INSTRUCTIONS FOR THE TASK: Go through each line of the records below and count those with the word "favicon". Give only the count.

EXCERPTED RECORDS:

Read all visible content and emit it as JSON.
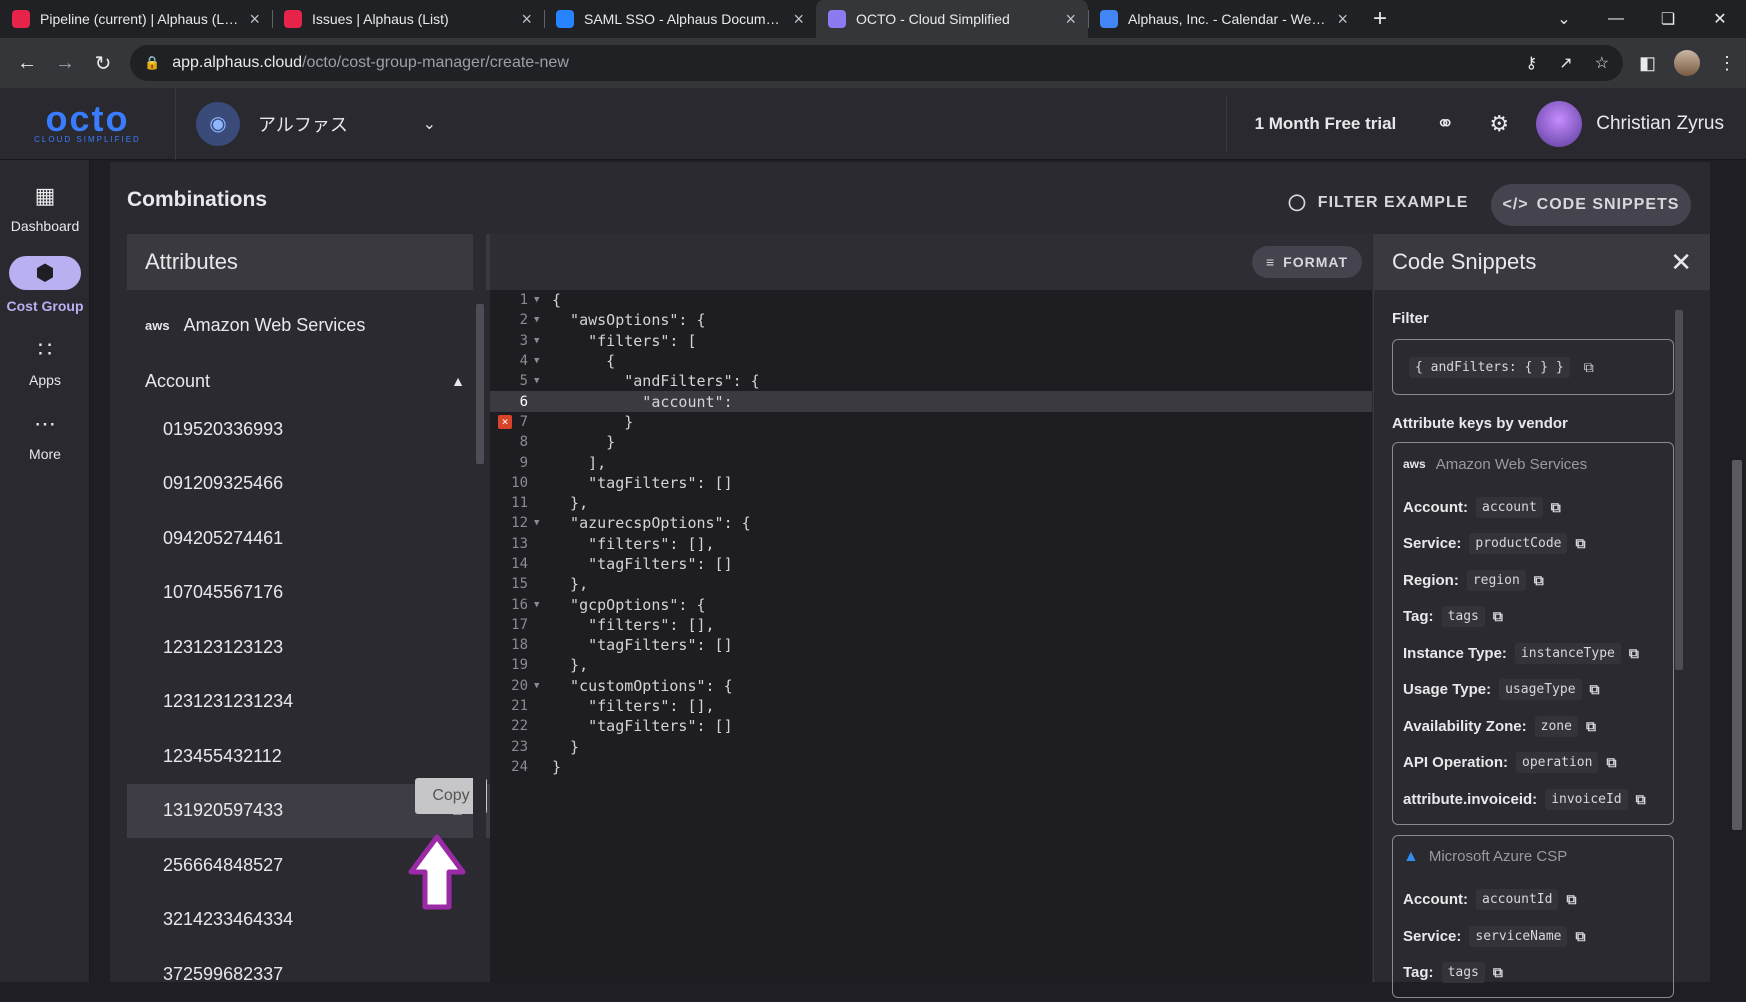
{
  "browser": {
    "tabs": [
      {
        "title": "Pipeline (current) | Alphaus (List)",
        "favicon": "clickup-icon",
        "active": false
      },
      {
        "title": "Issues | Alphaus (List)",
        "favicon": "clickup-icon",
        "active": false
      },
      {
        "title": "SAML SSO - Alphaus Documenta",
        "favicon": "confluence-icon",
        "active": false
      },
      {
        "title": "OCTO - Cloud Simplified",
        "favicon": "octo-icon",
        "active": true
      },
      {
        "title": "Alphaus, Inc. - Calendar - Week o",
        "favicon": "calendar-icon",
        "active": false
      }
    ],
    "url_host": "app.alphaus.cloud",
    "url_path": "/octo/cost-group-manager/create-new"
  },
  "header": {
    "logo_word": "octo",
    "logo_sub": "CLOUD SIMPLIFIED",
    "org_name": "アルファス",
    "trial": "1 Month Free trial",
    "user_name": "Christian Zyrus"
  },
  "sidenav": {
    "items": [
      {
        "label": "Dashboard",
        "icon": "dashboard-icon"
      },
      {
        "label": "Cost Group",
        "icon": "cube-icon",
        "active": true
      },
      {
        "label": "Apps",
        "icon": "apps-grid-icon"
      },
      {
        "label": "More",
        "icon": "more-dots-icon"
      }
    ]
  },
  "page": {
    "title": "Combinations",
    "filter_example": "FILTER EXAMPLE",
    "code_snippets_btn": "CODE SNIPPETS"
  },
  "attributes": {
    "title": "Attributes",
    "vendor": "Amazon Web Services",
    "vendor_logo": "aws",
    "group": "Account",
    "accounts": [
      "019520336993",
      "091209325466",
      "094205274461",
      "107045567176",
      "123123123123",
      "1231231231234",
      "123455432112",
      "131920597433",
      "256664848527",
      "3214233464334",
      "372599682337"
    ],
    "copy_tooltip": "Copy"
  },
  "editor": {
    "format_btn": "FORMAT",
    "lines": [
      "{",
      "  \"awsOptions\": {",
      "    \"filters\": [",
      "      {",
      "        \"andFilters\": {",
      "          \"account\":",
      "        }",
      "      }",
      "    ],",
      "    \"tagFilters\": []",
      "  },",
      "  \"azurecspOptions\": {",
      "    \"filters\": [],",
      "    \"tagFilters\": []",
      "  },",
      "  \"gcpOptions\": {",
      "    \"filters\": [],",
      "    \"tagFilters\": []",
      "  },",
      "  \"customOptions\": {",
      "    \"filters\": [],",
      "    \"tagFilters\": []",
      "  }",
      "}"
    ],
    "fold_lines": [
      1,
      2,
      3,
      4,
      5,
      12,
      16,
      20
    ],
    "current_line": 6,
    "error_line": 7
  },
  "snippets": {
    "title": "Code Snippets",
    "filter_label": "Filter",
    "filter_value": "{ andFilters: { } }",
    "keys_label": "Attribute keys by vendor",
    "vendors": [
      {
        "name": "Amazon Web Services",
        "logo": "aws",
        "keys": [
          {
            "label": "Account:",
            "key": "account"
          },
          {
            "label": "Service:",
            "key": "productCode"
          },
          {
            "label": "Region:",
            "key": "region"
          },
          {
            "label": "Tag:",
            "key": "tags"
          },
          {
            "label": "Instance Type:",
            "key": "instanceType"
          },
          {
            "label": "Usage Type:",
            "key": "usageType"
          },
          {
            "label": "Availability Zone:",
            "key": "zone"
          },
          {
            "label": "API Operation:",
            "key": "operation"
          },
          {
            "label": "attribute.invoiceid:",
            "key": "invoiceId"
          }
        ]
      },
      {
        "name": "Microsoft Azure CSP",
        "logo": "azure-icon",
        "keys": [
          {
            "label": "Account:",
            "key": "accountId"
          },
          {
            "label": "Service:",
            "key": "serviceName"
          },
          {
            "label": "Tag:",
            "key": "tags"
          }
        ]
      }
    ]
  },
  "colors": {
    "accent": "#b9b0f2",
    "logo": "#3a7cff",
    "error": "#d8432a",
    "annotation_arrow": "#9b2aa6"
  }
}
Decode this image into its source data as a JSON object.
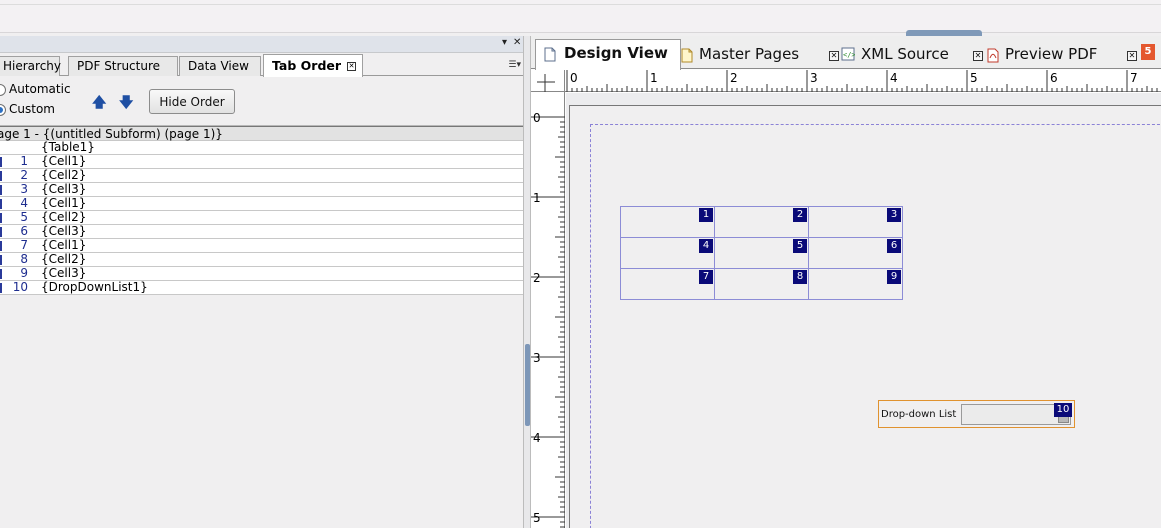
{
  "left_panel": {
    "tabs": [
      {
        "label": "Hierarchy"
      },
      {
        "label": "PDF Structure"
      },
      {
        "label": "Data View"
      },
      {
        "label": "Tab Order",
        "active": true
      }
    ],
    "options": {
      "automatic": "Automatic",
      "custom": "Custom",
      "selected": "custom"
    },
    "hide_order_label": "Hide Order",
    "tree": {
      "page_label": "age 1 - {(untitled Subform) (page 1)}",
      "table_label": "{Table1}",
      "items": [
        {
          "n": "1",
          "label": "{Cell1}"
        },
        {
          "n": "2",
          "label": "{Cell2}"
        },
        {
          "n": "3",
          "label": "{Cell3}"
        },
        {
          "n": "4",
          "label": "{Cell1}"
        },
        {
          "n": "5",
          "label": "{Cell2}"
        },
        {
          "n": "6",
          "label": "{Cell3}"
        },
        {
          "n": "7",
          "label": "{Cell1}"
        },
        {
          "n": "8",
          "label": "{Cell2}"
        },
        {
          "n": "9",
          "label": "{Cell3}"
        },
        {
          "n": "10",
          "label": "{DropDownList1}"
        }
      ]
    }
  },
  "right_panel": {
    "tabs": [
      {
        "label": "Design View",
        "active": true,
        "icon": "page-icon"
      },
      {
        "label": "Master Pages",
        "icon": "master-page-icon"
      },
      {
        "label": "XML Source",
        "icon": "xml-icon"
      },
      {
        "label": "Preview PDF",
        "icon": "pdf-icon"
      }
    ],
    "hruler_labels": [
      "0",
      "1",
      "2",
      "3",
      "4",
      "5",
      "6",
      "7"
    ],
    "vruler_labels": [
      "0",
      "1",
      "2",
      "3",
      "4",
      "5"
    ],
    "cells": [
      "1",
      "2",
      "3",
      "4",
      "5",
      "6",
      "7",
      "8",
      "9"
    ],
    "dropdown": {
      "label": "Drop-down List",
      "order": "10"
    }
  },
  "colors": {
    "badge": "#0a0a78",
    "selection": "#e0922f",
    "cell_border": "#8c8cd6"
  }
}
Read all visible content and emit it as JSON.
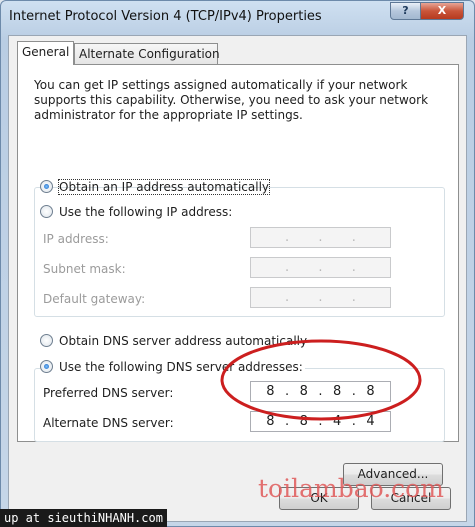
{
  "window": {
    "title": "Internet Protocol Version 4 (TCP/IPv4) Properties",
    "help_label": "?",
    "close_label": "X"
  },
  "tabs": [
    {
      "label": "General",
      "active": true
    },
    {
      "label": "Alternate Configuration",
      "active": false
    }
  ],
  "info_text": "You can get IP settings assigned automatically if your network supports this capability. Otherwise, you need to ask your network administrator for the appropriate IP settings.",
  "ip_section": {
    "auto_label": "Obtain an IP address automatically",
    "manual_label": "Use the following IP address:",
    "auto_selected": true,
    "fields": [
      {
        "label": "IP address:",
        "octets": [
          "",
          "",
          "",
          ""
        ]
      },
      {
        "label": "Subnet mask:",
        "octets": [
          "",
          "",
          "",
          ""
        ]
      },
      {
        "label": "Default gateway:",
        "octets": [
          "",
          "",
          "",
          ""
        ]
      }
    ]
  },
  "dns_section": {
    "auto_label": "Obtain DNS server address automatically",
    "manual_label": "Use the following DNS server addresses:",
    "manual_selected": true,
    "preferred": {
      "label": "Preferred DNS server:",
      "octets": [
        "8",
        "8",
        "8",
        "8"
      ]
    },
    "alternate": {
      "label": "Alternate DNS server:",
      "octets": [
        "8",
        "8",
        "4",
        "4"
      ]
    }
  },
  "buttons": {
    "advanced": "Advanced...",
    "ok": "OK",
    "cancel": "Cancel"
  },
  "overlay": {
    "watermark": "toilambao.com",
    "credit": "up at sieuthiNHANH.com"
  },
  "colors": {
    "highlight_ellipse": "#cc1f1f",
    "watermark": "#e05a5a"
  }
}
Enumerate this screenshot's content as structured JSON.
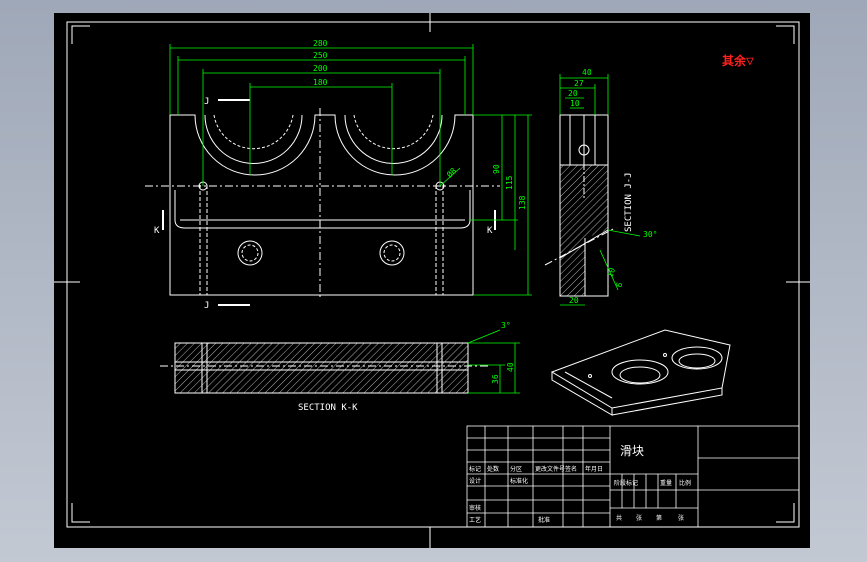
{
  "colors": {
    "background": "#000000",
    "viewport": "#aeb6c4",
    "frame": "#ffffff",
    "part": "#ffffff",
    "dimension": "#00ff00",
    "hatch": "#ffffff",
    "roughness_mark": "#ff2020"
  },
  "drawing": {
    "roughness_note": "其余",
    "roughness_symbol": "▽",
    "front_view": {
      "dims": {
        "width_total": "280",
        "width_outer": "250",
        "width_mid": "200",
        "width_inner": "180",
        "height_a": "90",
        "height_b": "115",
        "height_total": "138",
        "hole_dia": "Ø8"
      },
      "section_marks": {
        "k_left": "K",
        "k_right": "K",
        "j_top": "J",
        "j_bottom": "J"
      }
    },
    "side_view": {
      "section_label": "SECTION J-J",
      "dims": {
        "top": "40",
        "d27": "27",
        "d20a": "20",
        "d10": "10",
        "angle": "30°",
        "d10b": "10",
        "d6": "6",
        "bottom": "20"
      }
    },
    "bottom_view": {
      "section_label": "SECTION K-K",
      "dims": {
        "angle": "3°",
        "d40": "40",
        "d36": "36"
      }
    }
  },
  "title_block": {
    "part_name": "滑块",
    "header_labels": [
      "标记",
      "处数",
      "分区",
      "更改文件号",
      "签名",
      "年月日"
    ],
    "row_design": [
      "设计",
      "",
      "标准化",
      "",
      "",
      ""
    ],
    "row_review": [
      "审核",
      "",
      "",
      "",
      "",
      ""
    ],
    "row_process": [
      "工艺",
      "",
      "批准",
      "",
      "",
      ""
    ],
    "stage_labels": [
      "阶段标记",
      "重量",
      "比例"
    ],
    "sheet_labels": [
      "共",
      "张",
      "第",
      "张"
    ]
  }
}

EXERCISE SOLUTION: 5